We all want our children to feel confident in life and not shy away from new challenges or experiences, but it takes time for them to build self-esteem. Confident children don’t let fear get in the way of reaching their goals as they’ve gathered the tools they need to push through difficult situations and not let setbacks derail them. If you want to help your child become more confident, you might find this advice from an international school in North London helpful.
Resist the urge to rescue
Intervening too quickly when you see your child struggling with something can be detrimental to them, as they won’t learn that they can rely on themselves to solve problems or overcome hurdles. It might feel natural to try and save your child, but actually, you’ll be doing them a disservice. Letting them figure things out for themselves rather than jumping in to help will allow them to develop independence and realize what they’re capable of. Encourage your child to take small risks without the threat of you criticizing or correcting them, as this will build up their self-esteem and help them feel more confident about tackling future challenges.
Give them some autonomy
Letting your child make their own choices and decisions will give them confidence in their own judgment.
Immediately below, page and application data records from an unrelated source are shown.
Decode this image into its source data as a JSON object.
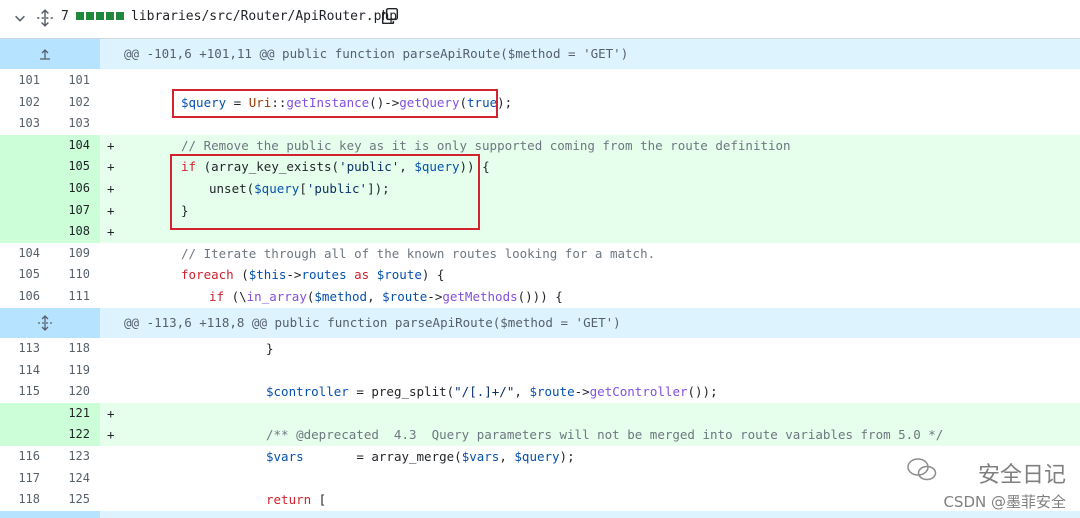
{
  "file_header": {
    "changes_count": "7",
    "path": "libraries/src/Router/ApiRouter.php"
  },
  "hunks": [
    "@@ -101,6 +101,11 @@ public function parseApiRoute($method = 'GET')",
    "@@ -113,6 +118,8 @@ public function parseApiRoute($method = 'GET')"
  ],
  "lines": [
    {
      "old": "101",
      "new": "101",
      "sign": ""
    },
    {
      "old": "102",
      "new": "102",
      "sign": ""
    },
    {
      "old": "103",
      "new": "103",
      "sign": ""
    },
    {
      "old": "",
      "new": "104",
      "sign": "+"
    },
    {
      "old": "",
      "new": "105",
      "sign": "+"
    },
    {
      "old": "",
      "new": "106",
      "sign": "+"
    },
    {
      "old": "",
      "new": "107",
      "sign": "+"
    },
    {
      "old": "",
      "new": "108",
      "sign": "+"
    },
    {
      "old": "104",
      "new": "109",
      "sign": ""
    },
    {
      "old": "105",
      "new": "110",
      "sign": ""
    },
    {
      "old": "106",
      "new": "111",
      "sign": ""
    },
    {
      "old": "113",
      "new": "118",
      "sign": ""
    },
    {
      "old": "114",
      "new": "119",
      "sign": ""
    },
    {
      "old": "115",
      "new": "120",
      "sign": ""
    },
    {
      "old": "",
      "new": "121",
      "sign": "+"
    },
    {
      "old": "",
      "new": "122",
      "sign": "+"
    },
    {
      "old": "116",
      "new": "123",
      "sign": ""
    },
    {
      "old": "117",
      "new": "124",
      "sign": ""
    },
    {
      "old": "118",
      "new": "125",
      "sign": ""
    }
  ],
  "code": {
    "l102_var": "$query",
    "l102_eq": " = ",
    "l102_cls": "Uri",
    "l102_sep1": "::",
    "l102_fn1": "getInstance",
    "l102_p1": "()->",
    "l102_fn2": "getQuery",
    "l102_p2": "(",
    "l102_true": "true",
    "l102_end": ");",
    "l104": "// Remove the public key as it is only supported coming from the route definition",
    "l105_if": "if",
    "l105_a": " (array_key_exists(",
    "l105_str": "'public'",
    "l105_b": ", ",
    "l105_var": "$query",
    "l105_c": ")) {",
    "l106_a": "unset(",
    "l106_var": "$query",
    "l106_b": "[",
    "l106_str": "'public'",
    "l106_c": "]);",
    "l107": "}",
    "l109": "// Iterate through all of the known routes looking for a match.",
    "l110_kw": "foreach",
    "l110_a": " (",
    "l110_this": "$this",
    "l110_b": "->",
    "l110_routes": "routes",
    "l110_as": " as ",
    "l110_var": "$route",
    "l110_c": ") {",
    "l111_if": "if",
    "l111_a": " (\\",
    "l111_fn": "in_array",
    "l111_b": "(",
    "l111_v1": "$method",
    "l111_c": ", ",
    "l111_v2": "$route",
    "l111_d": "->",
    "l111_fn2": "getMethods",
    "l111_e": "())) {",
    "l118": "}",
    "l120_var": "$controller",
    "l120_a": " = preg_split(",
    "l120_str": "\"/[.]+/\"",
    "l120_b": ", ",
    "l120_v2": "$route",
    "l120_c": "->",
    "l120_fn": "getController",
    "l120_d": "());",
    "l122": "/** @deprecated  4.3  Query parameters will not be merged into route variables from 5.0 */",
    "l123_var": "$vars",
    "l123_a": "       = array_merge(",
    "l123_v2": "$vars",
    "l123_b": ", ",
    "l123_v3": "$query",
    "l123_c": ");",
    "l125_kw": "return",
    "l125_a": " ["
  },
  "watermark": {
    "line1": "安全日记",
    "line2": "CSDN @墨菲安全"
  },
  "colors": {
    "added_bg": "#e6ffec",
    "added_gutter": "#ccffd8",
    "hunk_bg": "#ddf4ff",
    "highlight_box": "#d1242f"
  }
}
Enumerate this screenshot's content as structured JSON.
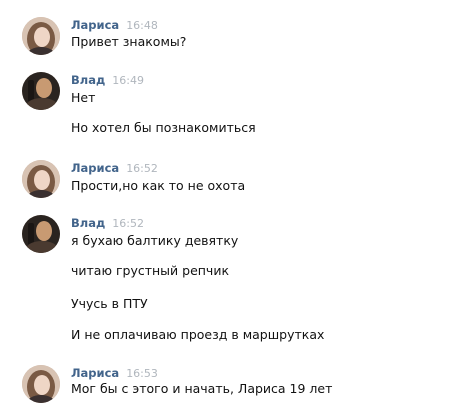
{
  "messages": [
    {
      "author": "Лариса",
      "time": "16:48",
      "avatar_icon": "girl-avatar-photo",
      "lines": [
        "Привет знакомы?"
      ]
    },
    {
      "author": "Влад",
      "time": "16:49",
      "avatar_icon": "boy-avatar-photo",
      "lines": [
        "Нет",
        "Но хотел бы познакомиться"
      ]
    },
    {
      "author": "Лариса",
      "time": "16:52",
      "avatar_icon": "girl-avatar-photo",
      "lines": [
        "Прости,но как то не охота"
      ]
    },
    {
      "author": "Влад",
      "time": "16:52",
      "avatar_icon": "boy-avatar-photo",
      "lines": [
        "я бухаю балтику девятку",
        "читаю грустный репчик",
        "Учусь в ПТУ",
        "И не оплачиваю проезд в маршрутках"
      ]
    },
    {
      "author": "Лариса",
      "time": "16:53",
      "avatar_icon": "girl-avatar-photo",
      "lines": [
        "Мог бы с этого и начать, Лариса 19 лет"
      ]
    }
  ],
  "colors": {
    "author": "#42648b",
    "time": "#b0b6bd",
    "text": "#111111",
    "background": "#ffffff"
  }
}
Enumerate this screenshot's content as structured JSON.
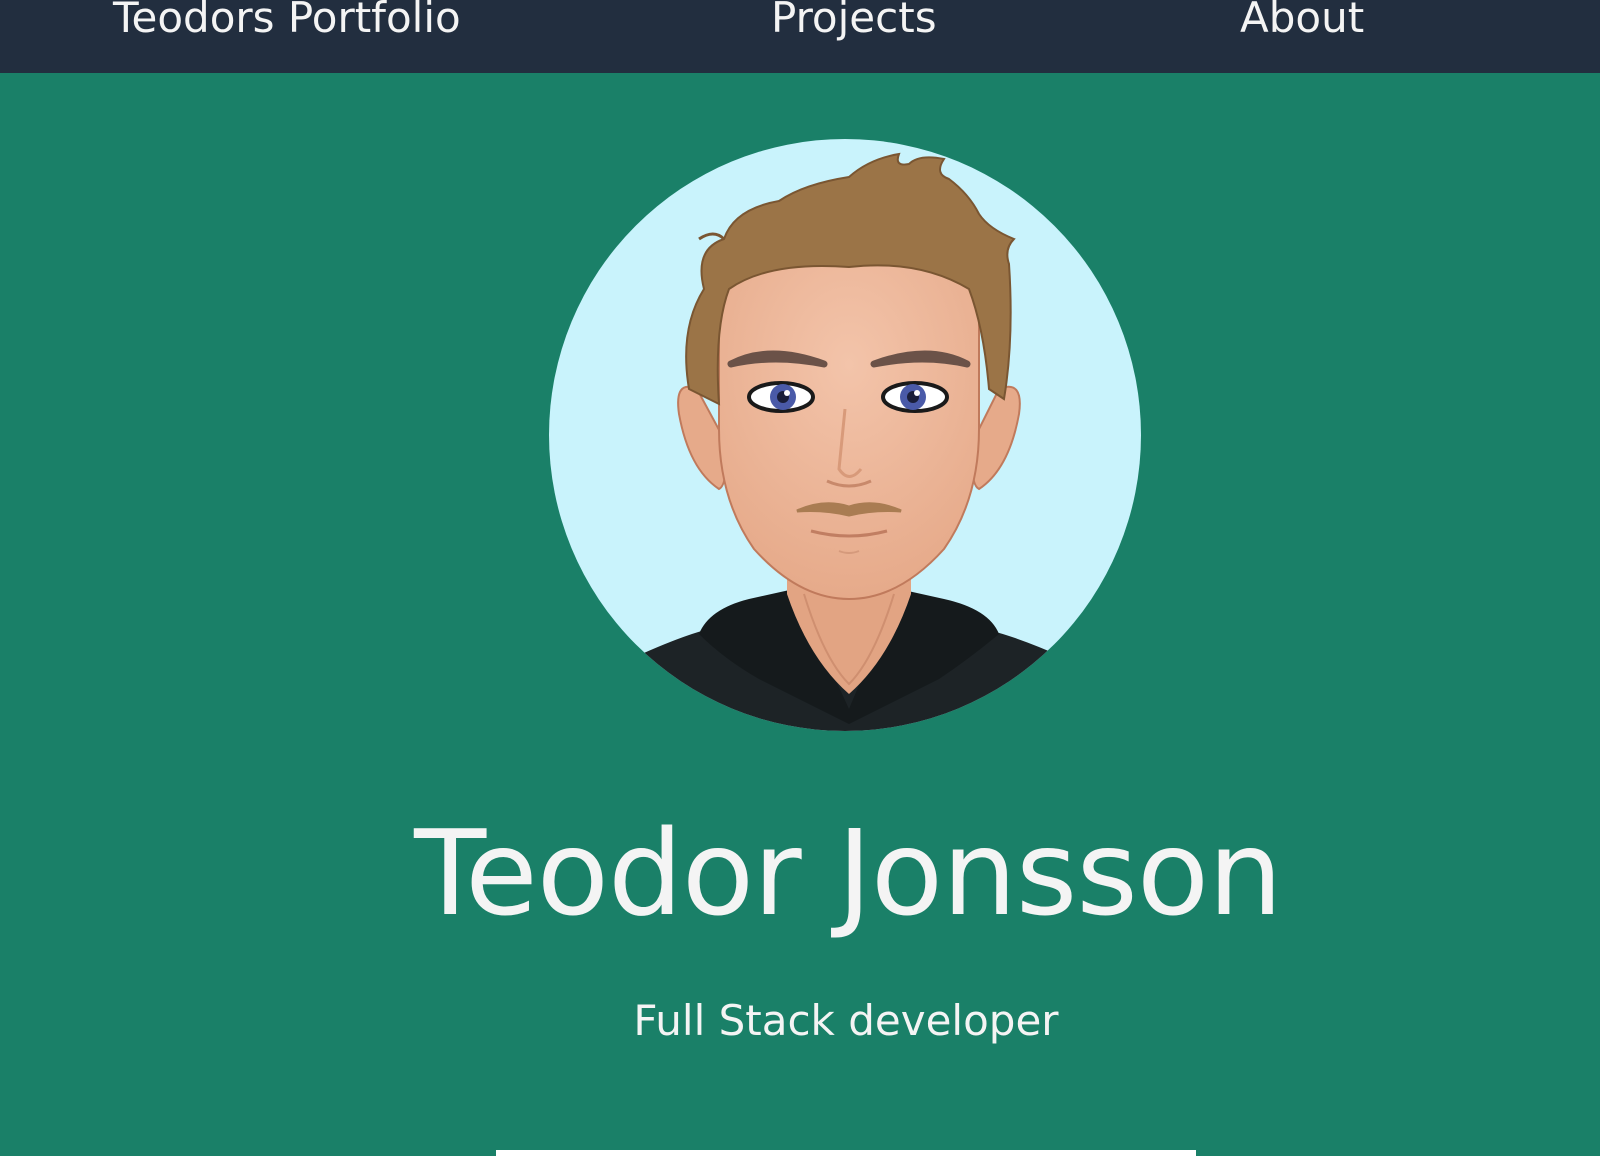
{
  "nav": {
    "brand": "Teodors Portfolio",
    "projects": "Projects",
    "about": "About"
  },
  "hero": {
    "name": "Teodor Jonsson",
    "role": "Full Stack developer"
  },
  "colors": {
    "navbar": "#222e3f",
    "background": "#1a8068",
    "text": "#f4f4f4",
    "avatar_bg": "#c9f3fc"
  }
}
Of course, you will have to make certain decisions for them as a parent, but allowing them some control over smaller matters, like what to wear at the weekend or which piece of homework to do first, will help build their sense of self-agency. This will stand them in good stead when it comes to making more important decisions later down the road, such as what A Levels to choose or which career to pursue, as they’ll feel more confident in their ability to make good choices.
Being able to look on the bright side of life will help your child feel more confident as they’ll be less likely to view setbacks or disappointments as catastrophic. It’s important to help children keep a sense of perspective, and remind them that they’re in control of their own fate and so they should focus on what they can do about a situation rather than dwelling on the negatives. This will help avoid them feeling defeated by failure or disappointment, and instead focus on how they can still achieve their goal.
Next time your child is struggling with something, prompt them to try and think of possible solutions instead of attempting to rescue them. This will get them used to thinking for themselves and not relying too much on others to solve their problems. If there’s something they really want but aren’t sure how to get, brainstorming potential solutions will give them control over the situation and increase their confidence in their ability to overcome obstacles independently.
It might go against your natural instinct as a parent to leave your child to their own devices, but giving them some freedom and autonomy is vitally important for building their self-esteem, confidence, and resilience.